TASK DESCRIPTION
Your answer should consist only of the records, copied exactly, with the images removed.

#### TASK DATA ####

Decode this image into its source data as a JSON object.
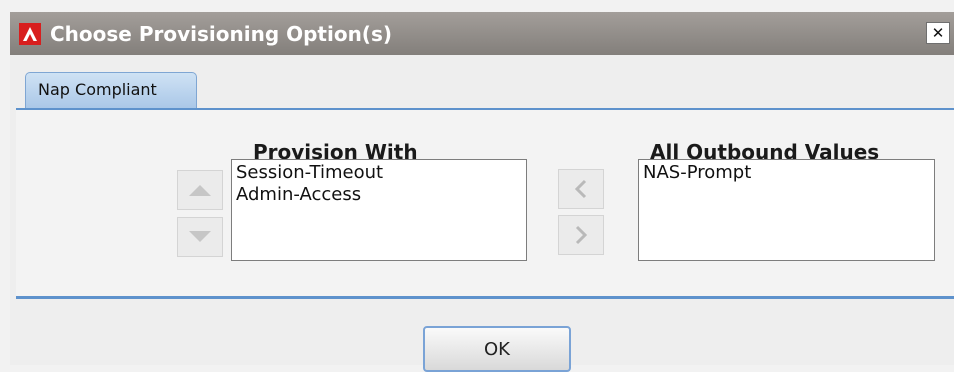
{
  "window": {
    "title": "Choose Provisioning Option(s)",
    "close_glyph": "✕"
  },
  "tabs": [
    {
      "label": "Nap Compliant"
    }
  ],
  "provision_with": {
    "title": "Provision With",
    "items": [
      "Session-Timeout",
      "Admin-Access"
    ]
  },
  "all_outbound": {
    "title": "All Outbound Values",
    "items": [
      "NAS-Prompt"
    ]
  },
  "buttons": {
    "ok_label": "OK"
  },
  "colors": {
    "accent": "#5e92cc",
    "titlebar": "#938f8b",
    "logo": "#d81e1e"
  },
  "icons": [
    "app-logo-icon",
    "close-icon",
    "arrow-up-icon",
    "arrow-down-icon",
    "arrow-left-icon",
    "arrow-right-icon"
  ]
}
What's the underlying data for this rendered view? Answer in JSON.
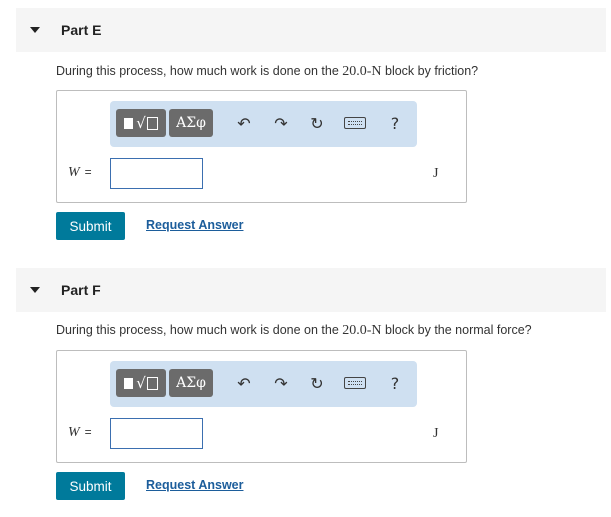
{
  "parts": [
    {
      "title": "Part E",
      "question_pre": "During this process, how much work is done on the ",
      "question_value": "20.0-N",
      "question_post": " block by friction?",
      "variable": "W",
      "equals": "=",
      "input_value": "",
      "unit": "J",
      "submit_label": "Submit",
      "request_label": "Request Answer"
    },
    {
      "title": "Part F",
      "question_pre": "During this process, how much work is done on the ",
      "question_value": "20.0-N",
      "question_post": " block by the normal force?",
      "variable": "W",
      "equals": "=",
      "input_value": "",
      "unit": "J",
      "submit_label": "Submit",
      "request_label": "Request Answer"
    }
  ],
  "toolbar": {
    "greek_label": "ΑΣφ",
    "undo_glyph": "↶",
    "redo_glyph": "↷",
    "reset_glyph": "↻",
    "help_glyph": "?",
    "icons": [
      "templates-icon",
      "greek-letters-icon",
      "undo-icon",
      "redo-icon",
      "reset-icon",
      "keyboard-icon",
      "help-icon"
    ]
  },
  "colors": {
    "header_bg": "#f5f5f5",
    "toolbar_bg": "#cfe0f1",
    "toolbar_button": "#6b6b6b",
    "submit_bg": "#007a9b",
    "link": "#1c5d9b",
    "input_border": "#3b6fb0"
  }
}
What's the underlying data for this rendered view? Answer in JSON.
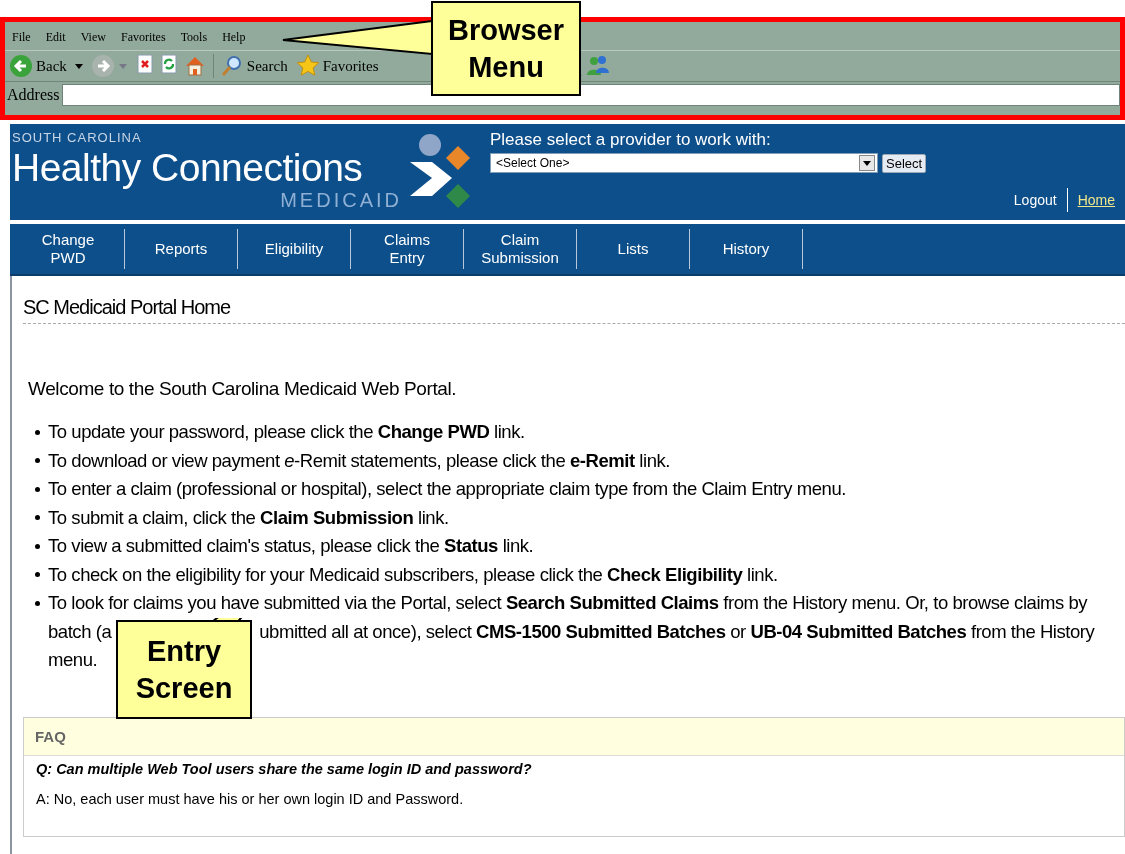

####

ANSWER FOR THE TASK
Decode this image into its source data as a JSON object.
{
  "window": {
    "title": "Choose Provisioning Option(s)",
    "close_glyph": "✕"
  },
  "tabs": [
    {
      "label": "Nap Compliant"
    }
  ],
  "provision_with": {
    "title": "Provision With",
    "items": [
      "Session-Timeout",
      "Admin-Access"
    ]
  },
  "all_outbound": {
    "title": "All Outbound Values",
    "items": [
      "NAS-Prompt"
    ]
  },
  "buttons": {
    "ok_label": "OK"
  },
  "colors": {
    "accent": "#5e92cc",
    "titlebar": "#938f8b",
    "logo": "#d81e1e"
  },
  "icons": [
    "app-logo-icon",
    "close-icon",
    "arrow-up-icon",
    "arrow-down-icon",
    "arrow-left-icon",
    "arrow-right-icon"
  ]
}
What's the underlying data for this rendered view? Answer in JSON.
{
  "parts": [
    {
      "title": "Part E",
      "question_pre": "During this process, how much work is done on the ",
      "question_value": "20.0-N",
      "question_post": " block by friction?",
      "variable": "W",
      "equals": "=",
      "input_value": "",
      "unit": "J",
      "submit_label": "Submit",
      "request_label": "Request Answer"
    },
    {
      "title": "Part F",
      "question_pre": "During this process, how much work is done on the ",
      "question_value": "20.0-N",
      "question_post": " block by the normal force?",
      "variable": "W",
      "equals": "=",
      "input_value": "",
      "unit": "J",
      "submit_label": "Submit",
      "request_label": "Request Answer"
    }
  ],
  "toolbar": {
    "greek_label": "ΑΣφ",
    "undo_glyph": "↶",
    "redo_glyph": "↷",
    "reset_glyph": "↻",
    "help_glyph": "?",
    "icons": [
      "templates-icon",
      "greek-letters-icon",
      "undo-icon",
      "redo-icon",
      "reset-icon",
      "keyboard-icon",
      "help-icon"
    ]
  },
  "colors": {
    "header_bg": "#f5f5f5",
    "toolbar_bg": "#cfe0f1",
    "toolbar_button": "#6b6b6b",
    "submit_bg": "#007a9b",
    "link": "#1c5d9b",
    "input_border": "#3b6fb0"
  }
}
What's the underlying data for this rendered view? Answer in JSON.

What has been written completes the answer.